ELECTORAL DEMOCRACY

We can and must always learn from elections

Despite its rancor and division, America continues to inspire many across the world.

In Summary

• Contest for political power through the ballot must not breed or solidify hatred and violence.

• One would expect that election outcomes become moments of introspection, when peoples and citizens commit to the task of building an even stronger union

US President Donald Trump and Democrat presidential candidate Joe Biden.
US President Donald Trump and Democrat presidential candidate Joe Biden.
Image: REUTERS

“Imagine losing to him?” Donald Trump does not have to imagine losing to Joe Biden anymore.

After a historic election, Biden, the 47th vice president, will be the 46th US President.

This election, like previous ones, was acrimonious and divisive. Global issues such as climate change, sustainable development, the Covid-19 pandemic, the Iran nuclear threat and trade were trumped by America’s incandescent culture wars over science, guns, abortion, LGBTQ rights, race immigrants and religion. The record-breaking voter turnout estimated to exceed 144 million was fuelled for the most part by historical, perennial division and mutual fear.

 

Polarisation around liberal versus conservative or left versus right issues has tended to appeal not to the better angels but to the dark impulses of ordinary Americans. There is no doubt that there is an active proliferation of extremist groups, even if fringe.

In 2008 then President-elect Obama declared that America was not just a collection of red states and blue states. In his victory speech, President-elect Biden pledged to be an American president and called this the time to heal.

Clearly, the passion for their parties have strained and broken the bonds of affection among Americans. Trump's claims on Twitter that he won the election by a lot and that mail-in ballots were a hoax undermines the process of democracy and denigrates public institutions. By refusing to accept the results, continuing to allege vote fraud and lawyering up for legal challenge, President Trump is fanning flames of deep division and even violence.

The rancor and division such as we seeing in US is not unique. Here in Kenya, we witnessed barbaric violence following the disputed elections in 2007. The dark angels prevailed. More than 1,000 Kenyans lost their lives. Hundreds of thousands were displaced from their homes. Some have never returned. Contest for political power through the ballot must not breed or solidify hatred and violence. One would expect that election outcomes become moments of introspection, when peoples and citizens commit to the task of building an even stronger union.

Kenya has had its moments of post-election introspection. After 2007 we came together to pass a new constitution. When we stepped to the edge of the precipice in 2018, the Building Bridges Initiative was birthed.

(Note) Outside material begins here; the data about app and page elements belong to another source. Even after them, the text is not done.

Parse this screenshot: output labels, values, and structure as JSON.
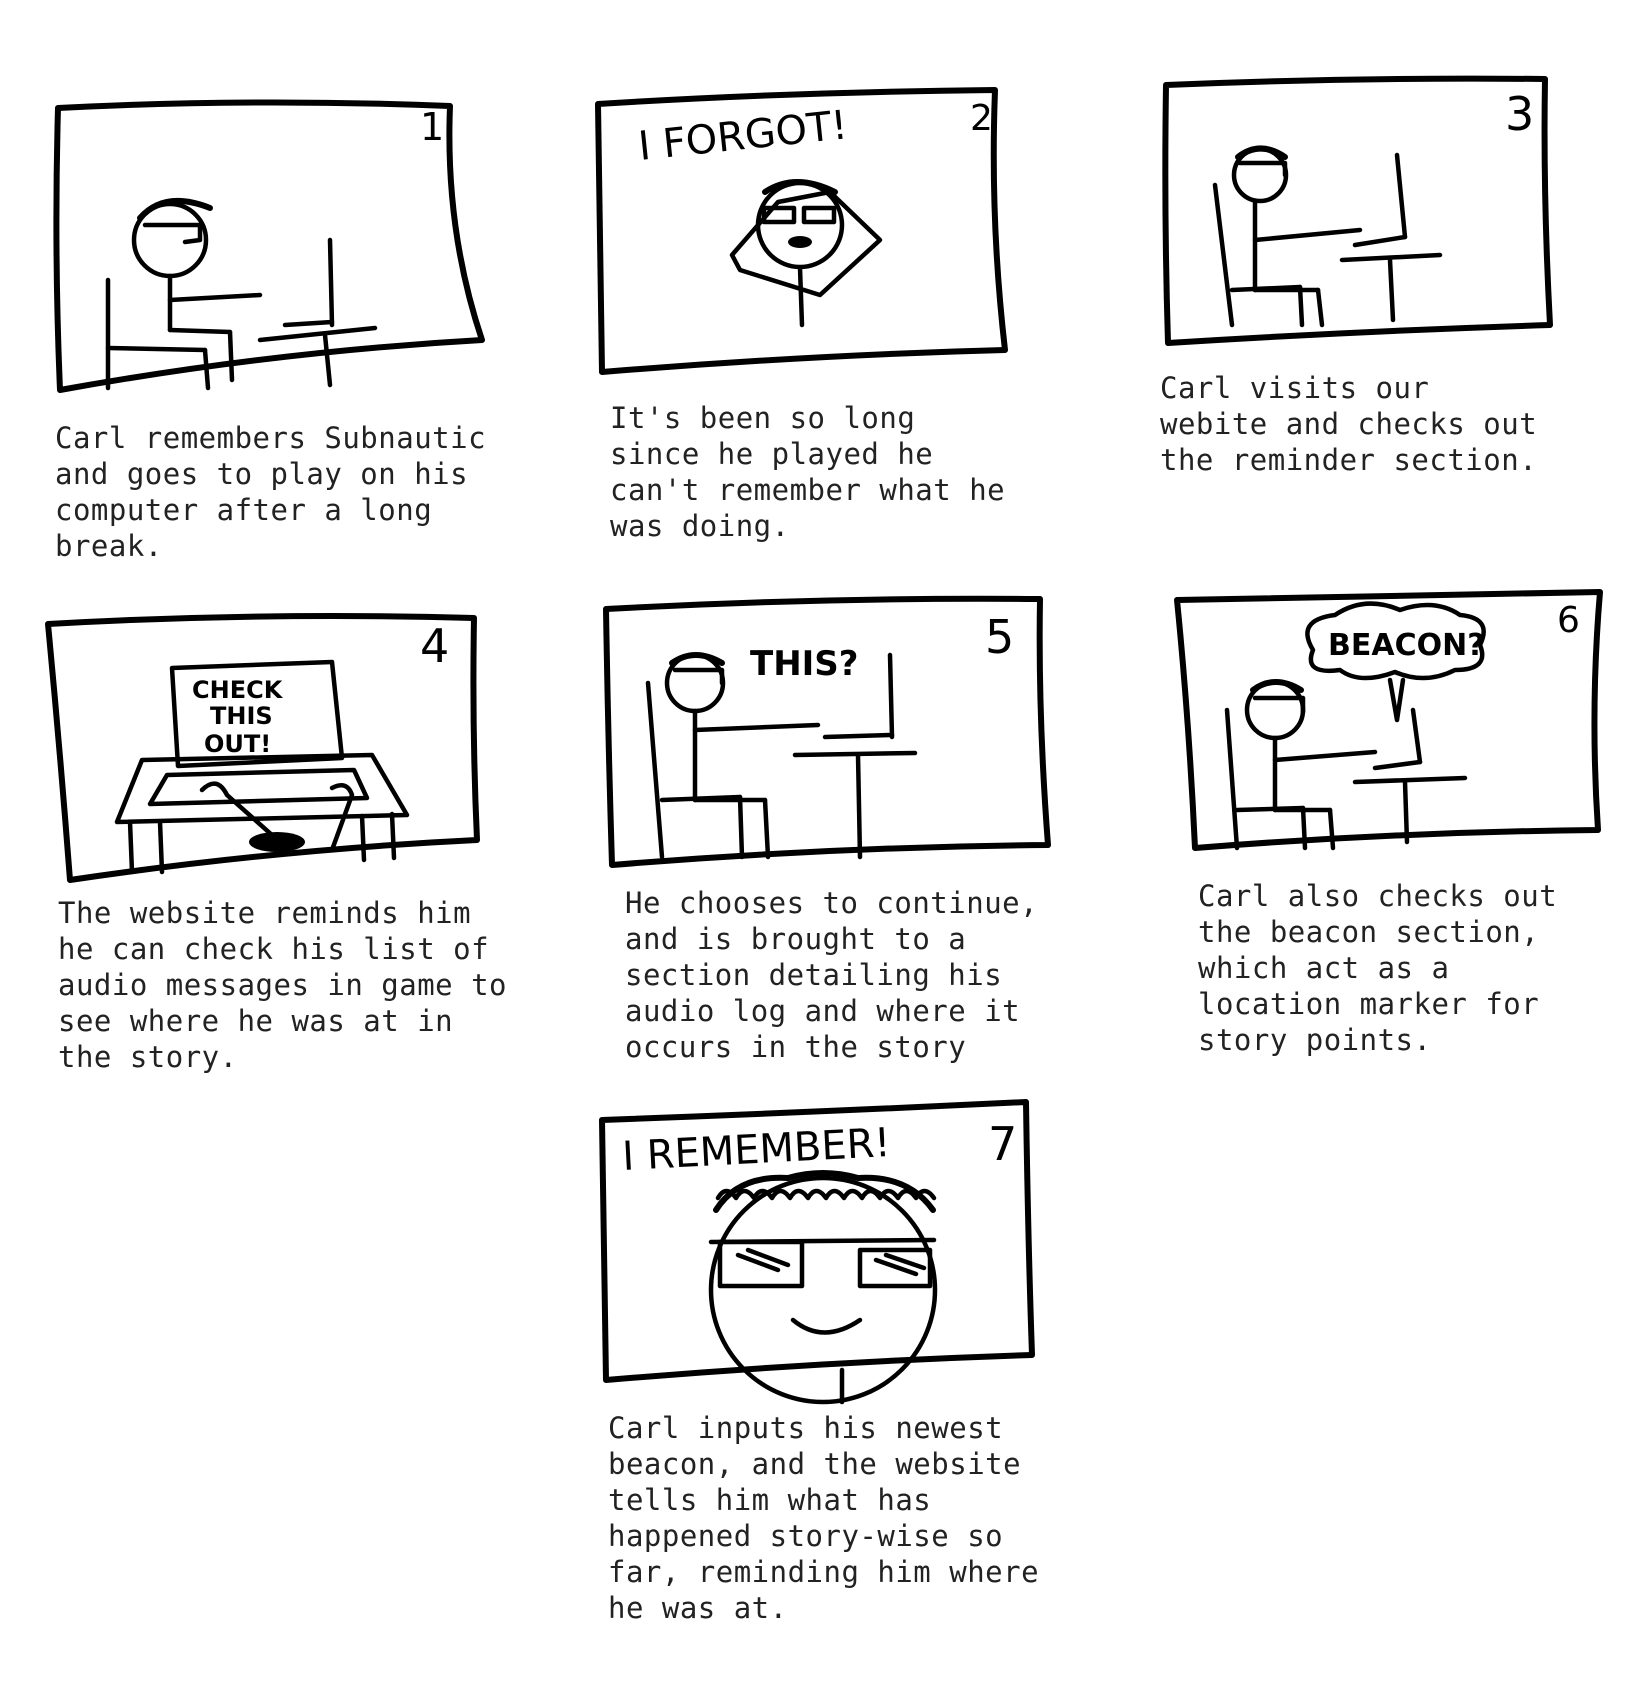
{
  "panels": [
    {
      "number": "1",
      "caption": "Carl remembers Subnautic\nand goes to play on his\ncomputer after a long\nbreak."
    },
    {
      "number": "2",
      "speech": "I FORGOT!",
      "caption": "It's been so long\nsince he played he\ncan't remember what he\nwas doing."
    },
    {
      "number": "3",
      "caption": "Carl visits our\nwebite and checks out\nthe reminder section."
    },
    {
      "number": "4",
      "screen_text": "CHECK\nTHIS\nOUT!",
      "caption": "The website reminds him\nhe can check his list of\naudio messages in game to\nsee where he was at in\nthe story."
    },
    {
      "number": "5",
      "speech": "THIS?",
      "caption": "He chooses to continue,\nand is brought to a\nsection detailing his\naudio log and where it\noccurs in the story"
    },
    {
      "number": "6",
      "speech": "BEACON?",
      "caption": "Carl also checks out\nthe beacon section,\nwhich act as a\nlocation marker for\nstory points."
    },
    {
      "number": "7",
      "speech": "I REMEMBER!",
      "caption": "Carl inputs his newest\nbeacon, and the website\ntells him what has\nhappened story-wise so\nfar, reminding him where\nhe was at."
    }
  ]
}
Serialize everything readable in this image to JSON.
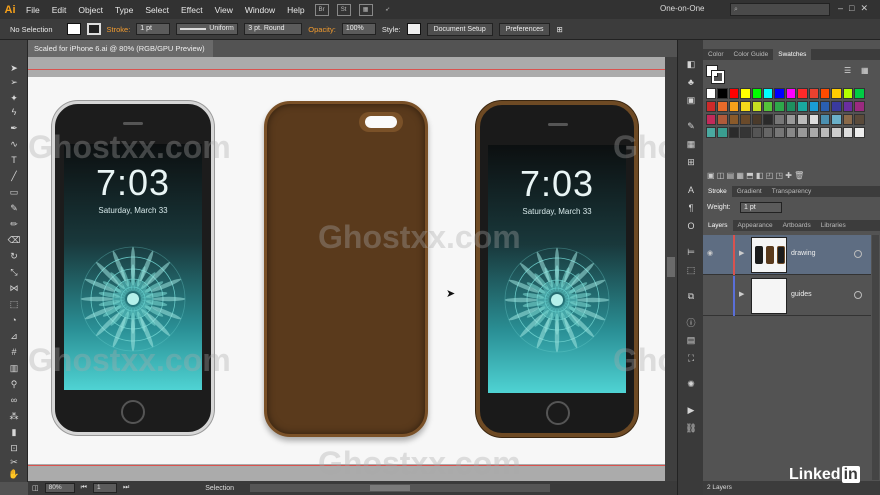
{
  "app": {
    "logo": "Ai"
  },
  "menu": [
    "File",
    "Edit",
    "Object",
    "Type",
    "Select",
    "Effect",
    "View",
    "Window",
    "Help"
  ],
  "menu_icons": [
    "Br",
    "St"
  ],
  "workspace": "One-on-One",
  "window_controls": [
    "–",
    "□",
    "✕"
  ],
  "control": {
    "selection": "No Selection",
    "stroke_label": "Stroke:",
    "stroke_weight": "1 pt",
    "stroke_profile": "Uniform",
    "brush": "3 pt. Round",
    "opacity_label": "Opacity:",
    "opacity": "100%",
    "style_label": "Style:",
    "document_setup": "Document Setup",
    "preferences": "Preferences"
  },
  "document": {
    "tab_title": "Scaled for iPhone 6.ai @ 80% (RGB/GPU Preview)",
    "watermark": "Ghostxx.com",
    "phone_time": "7:03",
    "phone_date": "Saturday, March 33"
  },
  "status": {
    "zoom": "80%",
    "page": "1",
    "tool": "Selection"
  },
  "panels": {
    "color_tabs": [
      "Color",
      "Color Guide",
      "Swatches"
    ],
    "stroke_tabs": [
      "Stroke",
      "Gradient",
      "Transparency"
    ],
    "weight_label": "Weight:",
    "weight_value": "1 pt",
    "layer_tabs": [
      "Layers",
      "Appearance",
      "Artboards",
      "Libraries"
    ],
    "layers": [
      {
        "name": "drawing",
        "color": "#d9534f"
      },
      {
        "name": "guides",
        "color": "#5a6fd8"
      }
    ],
    "layer_count": "2 Layers"
  },
  "swatch_colors": [
    "#ffffff",
    "#000000",
    "#ff0000",
    "#ffff00",
    "#00ff00",
    "#00ffff",
    "#0000ff",
    "#ff00ff",
    "#ff2a2a",
    "#e9412f",
    "#ff4b00",
    "#ffcc00",
    "#b3ff00",
    "#00cc44",
    "#cc2a2a",
    "#e86a2a",
    "#f7a11a",
    "#f3d91a",
    "#c6e021",
    "#55c23a",
    "#2ea84a",
    "#1e8f5f",
    "#1aa9a0",
    "#1a9dd6",
    "#2a5fb0",
    "#3a3a9f",
    "#6a2e9f",
    "#9a2a7f",
    "#c22a5a",
    "#b05a3a",
    "#8a5a2a",
    "#6a4a2a",
    "#4a3a2a",
    "#2a2a2a",
    "#777777",
    "#999999",
    "#bbbbbb",
    "#dddddd",
    "#4a8fb0",
    "#6ab0c9",
    "#8a6a4a",
    "#5a4a3a",
    "#4aa9a0",
    "#3a9d90",
    "#2a2a2a",
    "#353535",
    "#555555",
    "#666666",
    "#777777",
    "#888888",
    "#999999",
    "#aaaaaa",
    "#bbbbbb",
    "#cccccc",
    "#dddddd",
    "#eeeeee"
  ],
  "colors": {
    "case_brown": "#5a3a1c",
    "case_edge": "#7a5128",
    "accent_orange": "#f39c2f"
  }
}
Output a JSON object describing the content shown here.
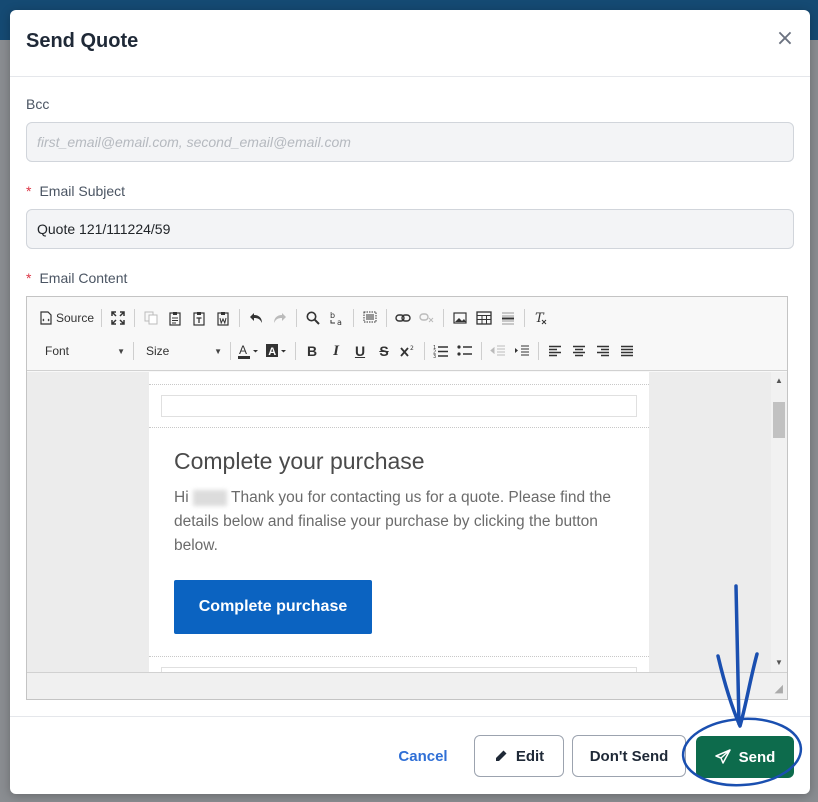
{
  "modal": {
    "title": "Send Quote",
    "close_glyph": "×"
  },
  "form": {
    "bcc_label": "Bcc",
    "bcc_placeholder": "first_email@email.com, second_email@email.com",
    "subject_label": "Email Subject",
    "subject_value": "Quote 121/111224/59",
    "content_label": "Email Content",
    "required_marker": "*"
  },
  "toolbar": {
    "source_label": "Source",
    "font_label": "Font",
    "size_label": "Size"
  },
  "email": {
    "heading": "Complete your purchase",
    "greeting": "Hi",
    "body": "Thank you for contacting us for a quote. Please find the details below and finalise your purchase by clicking the button below.",
    "cta_label": "Complete purchase"
  },
  "footer": {
    "cancel_label": "Cancel",
    "edit_label": "Edit",
    "dont_send_label": "Don't Send",
    "send_label": "Send"
  },
  "colors": {
    "send_button": "#0d6b4c",
    "cta_button": "#0b63c1",
    "annotation": "#1a4fb0",
    "link": "#2f6fd6",
    "required": "#dc3545"
  }
}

So, elections can provide teachable moments, cause citizens to try, even if they don’t succeed, to grapple with rifts of division.

Despite its rancor and division, America continues to inspire many across the world. Twelve years after a skinny kid with a funny name took a most solemn oath, the daughter of Indian mother and a Jamaican father will be the 49th and first woman vice president of America. Across the world citizens were galvanised by the bestiality of the police who murdered George Floyd. Black Lives Matter has become the rallying call for equal treatment and racial justice across the world; from local work places to the United Nations.

Will America’s better angels prevail at this inflection point?

 

Alex O. Awiti is Vice provost at Aga Khan University. Views expressed are the writer’s